A coalition of environmental groups from the southern and western United States is threatening to sue the federal government over plans for plutonium pit factories in South Carolina and New Mexico that would produce components for additional atomic weapons.
In a letter Tuesday to U.S. Energy Secretary Jennifer Granholm, a non-profit law firm said the government should prepare an extensive environmental study before deciding to establish pit production factories at the Savannah River Site near Aiken and the Los Alamos site near Santa Fe, N.M.
African American and Native American communities have been hurt by past activities at the nuclear sites, and President Joe Biden’s administration should consider how the production factories would add to that burden, according to the South Carolina Environmental Law Project, a non-profit legal service in South Carolina.

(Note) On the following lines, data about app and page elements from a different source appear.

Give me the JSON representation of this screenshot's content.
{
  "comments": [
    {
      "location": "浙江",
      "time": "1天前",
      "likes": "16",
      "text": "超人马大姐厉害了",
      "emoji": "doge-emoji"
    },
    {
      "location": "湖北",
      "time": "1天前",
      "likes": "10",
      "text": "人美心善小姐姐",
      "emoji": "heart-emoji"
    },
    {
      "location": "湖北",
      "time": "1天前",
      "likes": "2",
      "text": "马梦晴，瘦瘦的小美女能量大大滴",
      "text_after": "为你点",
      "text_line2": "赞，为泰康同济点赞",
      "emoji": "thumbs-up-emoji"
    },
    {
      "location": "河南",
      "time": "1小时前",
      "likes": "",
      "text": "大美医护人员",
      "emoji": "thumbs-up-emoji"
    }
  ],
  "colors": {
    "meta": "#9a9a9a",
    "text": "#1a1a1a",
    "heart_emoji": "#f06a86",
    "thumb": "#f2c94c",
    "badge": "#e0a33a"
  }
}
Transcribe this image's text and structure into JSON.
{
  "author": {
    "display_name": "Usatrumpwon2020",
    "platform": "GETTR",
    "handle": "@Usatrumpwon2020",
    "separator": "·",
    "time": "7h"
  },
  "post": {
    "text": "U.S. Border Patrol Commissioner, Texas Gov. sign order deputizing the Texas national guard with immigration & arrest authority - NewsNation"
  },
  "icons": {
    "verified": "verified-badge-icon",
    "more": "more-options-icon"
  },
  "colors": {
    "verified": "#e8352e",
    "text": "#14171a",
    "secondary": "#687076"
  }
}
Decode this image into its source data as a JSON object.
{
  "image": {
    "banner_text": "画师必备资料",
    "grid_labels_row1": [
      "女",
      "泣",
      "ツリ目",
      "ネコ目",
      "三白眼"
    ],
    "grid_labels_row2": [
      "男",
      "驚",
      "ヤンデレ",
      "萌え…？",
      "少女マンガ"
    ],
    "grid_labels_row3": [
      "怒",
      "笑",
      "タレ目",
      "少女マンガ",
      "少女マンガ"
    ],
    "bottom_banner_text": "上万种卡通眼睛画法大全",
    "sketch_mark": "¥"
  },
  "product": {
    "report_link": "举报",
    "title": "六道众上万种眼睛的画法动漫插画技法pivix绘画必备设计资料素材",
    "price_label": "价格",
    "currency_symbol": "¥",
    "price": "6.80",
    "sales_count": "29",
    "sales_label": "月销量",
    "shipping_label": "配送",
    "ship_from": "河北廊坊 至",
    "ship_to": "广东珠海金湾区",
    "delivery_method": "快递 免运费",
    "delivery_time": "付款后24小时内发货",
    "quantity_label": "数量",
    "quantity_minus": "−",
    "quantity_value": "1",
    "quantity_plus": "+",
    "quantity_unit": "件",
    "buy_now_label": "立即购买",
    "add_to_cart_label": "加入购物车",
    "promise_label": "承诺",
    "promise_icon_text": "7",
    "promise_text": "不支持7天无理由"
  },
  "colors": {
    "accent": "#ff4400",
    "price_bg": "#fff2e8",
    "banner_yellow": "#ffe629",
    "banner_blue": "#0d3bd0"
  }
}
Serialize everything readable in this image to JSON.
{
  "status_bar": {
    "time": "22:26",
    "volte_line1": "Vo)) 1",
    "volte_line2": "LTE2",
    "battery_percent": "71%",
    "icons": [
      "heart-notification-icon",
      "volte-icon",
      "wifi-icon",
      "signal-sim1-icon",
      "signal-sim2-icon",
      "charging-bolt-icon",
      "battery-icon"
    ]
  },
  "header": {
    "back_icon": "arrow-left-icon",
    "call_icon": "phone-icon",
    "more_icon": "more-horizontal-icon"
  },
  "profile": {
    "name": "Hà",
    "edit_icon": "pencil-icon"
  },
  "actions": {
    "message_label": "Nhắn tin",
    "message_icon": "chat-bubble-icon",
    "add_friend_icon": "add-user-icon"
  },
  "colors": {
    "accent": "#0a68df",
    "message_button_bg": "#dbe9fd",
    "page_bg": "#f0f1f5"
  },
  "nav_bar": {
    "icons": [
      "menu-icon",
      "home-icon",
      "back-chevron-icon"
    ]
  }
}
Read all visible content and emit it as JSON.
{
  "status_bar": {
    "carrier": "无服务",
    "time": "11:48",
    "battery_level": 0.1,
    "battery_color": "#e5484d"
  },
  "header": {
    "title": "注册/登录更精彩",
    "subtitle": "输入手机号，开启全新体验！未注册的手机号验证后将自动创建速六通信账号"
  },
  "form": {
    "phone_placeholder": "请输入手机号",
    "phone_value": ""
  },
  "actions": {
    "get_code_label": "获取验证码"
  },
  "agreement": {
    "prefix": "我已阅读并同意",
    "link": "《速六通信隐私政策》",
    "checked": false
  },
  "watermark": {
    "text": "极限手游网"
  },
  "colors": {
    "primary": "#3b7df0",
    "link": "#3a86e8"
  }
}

Nine environmental groups, including SRS Watch, the Gullah Geechee Sea Island Coalition, Tri-Valley Cares of California and Nuclear Watch New Mexico, are among those seeking more study.
The law project’s letter also was sent to the National Nuclear Security Administration, a division of the energy department.
“The plans of DOE and NNSA to expand this production program will saddle the already-burdened communities represented by these groups with a significant amount of nuclear waste and pollution,’’ the letter from lawyer Leslie Lenhardt said.
Her letter said the pit production efforts are in “complete contravention’’ to an executive order by President Biden that federal agencies weigh the impact their policies and plans have on disadvantaged communities.
Atomic Histories & Nuclear Testing
LANL’s Central Mission: Los Alamos Lab officials have recently claimed that LANL has moved away from primarily nuclear weapons to “national security”, but what truly remains as the Labs central mission? Here’s the answer from one of its own documents:
LANL’s “Central Mission”- Presented at: RPI Nuclear Data 2011 Symposium for Criticality Safety and Reactor Applications (PDF) 4/27/11